|U derivative nonimmigrants||
|A, Ambassador, Public Minister, or Career Diplomatic or Consular Officer and their immediate family members||
|A-3, attendant or servant of an A nonimmigrant and the A-3’s immediate family members
Note: there’s no I-539 filing fee in this category
|G, Designated Principal Resident Representative of a Foreign Government and their immediate family members||
|G-5, Attendant or Servant of a G nonimmigrant and the G-5’s immediate family members
Note: there is no I-539 fee in this category
|I, Representatives of Foreign Media and Dependents||To request change of status or extend status due to a change of employer or information medium:
Form I-539 processing times
Form I-539 processing times can vary significantly depending on several factors:
- Type of nonimmigrant status change or extension being requested
- The service center processing your application
- Volume of applications being processed at any given time
- Whether you have paid a Premium Processing Fee.
To check the processing times for Form I-539, follow these steps:
- Visit the USCIS website’s “Check Case Processing Times” page
- Select “Form I-539” from the drop-down menu
- Select your category from the drop-down menu
- Enter the Service Center: your service center is printed in the left bottom corner of your I-797C notice (Form I-539 registration confirmation)
- View Processing Times: After entering the required information, the tool will provide an estimated processing time range for your application based on the
How to expedite my Form I-539?
There are two methods you can use to expedite the processing time of your Form I-539:
- Pay the USCIS Premium Fee of $2,500 (recommended). Currently, applicants in F-1, F-2, M-1, M-2, J-1, or J-2 status are eligible to pay the Premium Processing Fee to reduce the processing time down to 30 calendar days. Note: you must attend the scheduled biometrics appointment to receive the premium processing service.
- Request expedited processing of Form I-539 with USCIS ($0). Such requests are reserved for cases involving significant humanitarian or emergency reasons. If you have a compelling reason to expedite your application, you can make an expedite request by following these steps:
- Submit a Well-Documented Request: You will need to provide a detailed and well-documented request explaining the specific reasons for expediting your application. Your request should clearly demonstrate that your situation qualifies for expedited processing.
- Prepare a Cover Letter: Include a cover letter with your application that explains the nature of the emergency or humanitarian situation and why you believe your case warrants expedited processing. Be concise but thorough in your explanation.

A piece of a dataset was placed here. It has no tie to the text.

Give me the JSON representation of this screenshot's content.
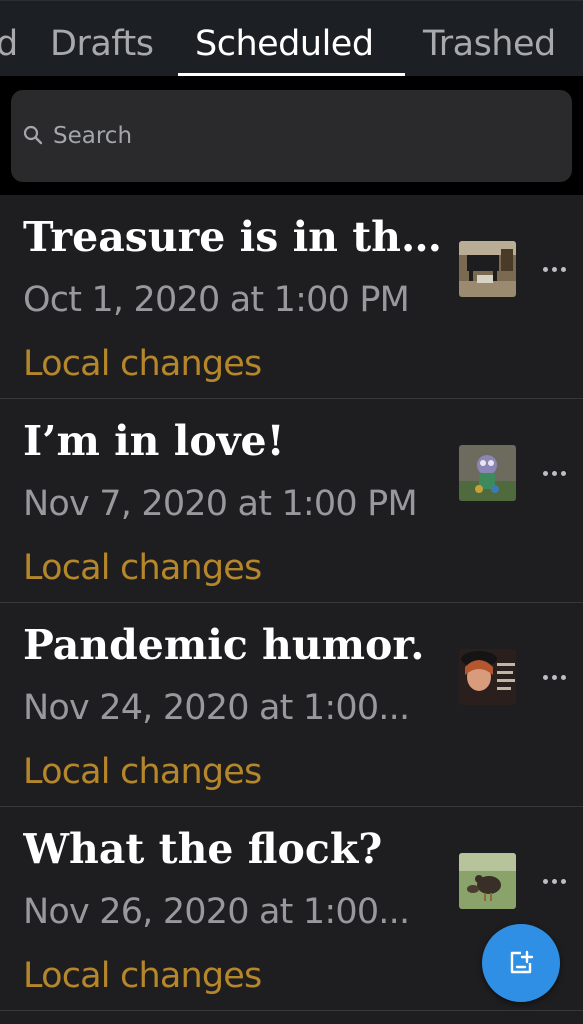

- Gather Supporting Documents: Depending on your situation, provide supporting documentation that substantiates your request for expedited processing. These documents may include medical records, letters from medical professionals, legal documents, or other evidence relevant to your circumstances.
- Contact USCIS: Once your Form I-539 application has been submitted, contact USCIS to request expedited processing. You can do this by calling the USCIS Contact Center at 800-375-5283.
- Provide Proof of the Emergency: Be prepared to provide any necessary documentation to prove the urgency of your situation. USCIS may request additional evidence to support your request.
- Wait for the decision: Be patient, as USCIS will review your request and make a decision based on the information you provided.
You can learn more about Expedite Requests on the USCIS website.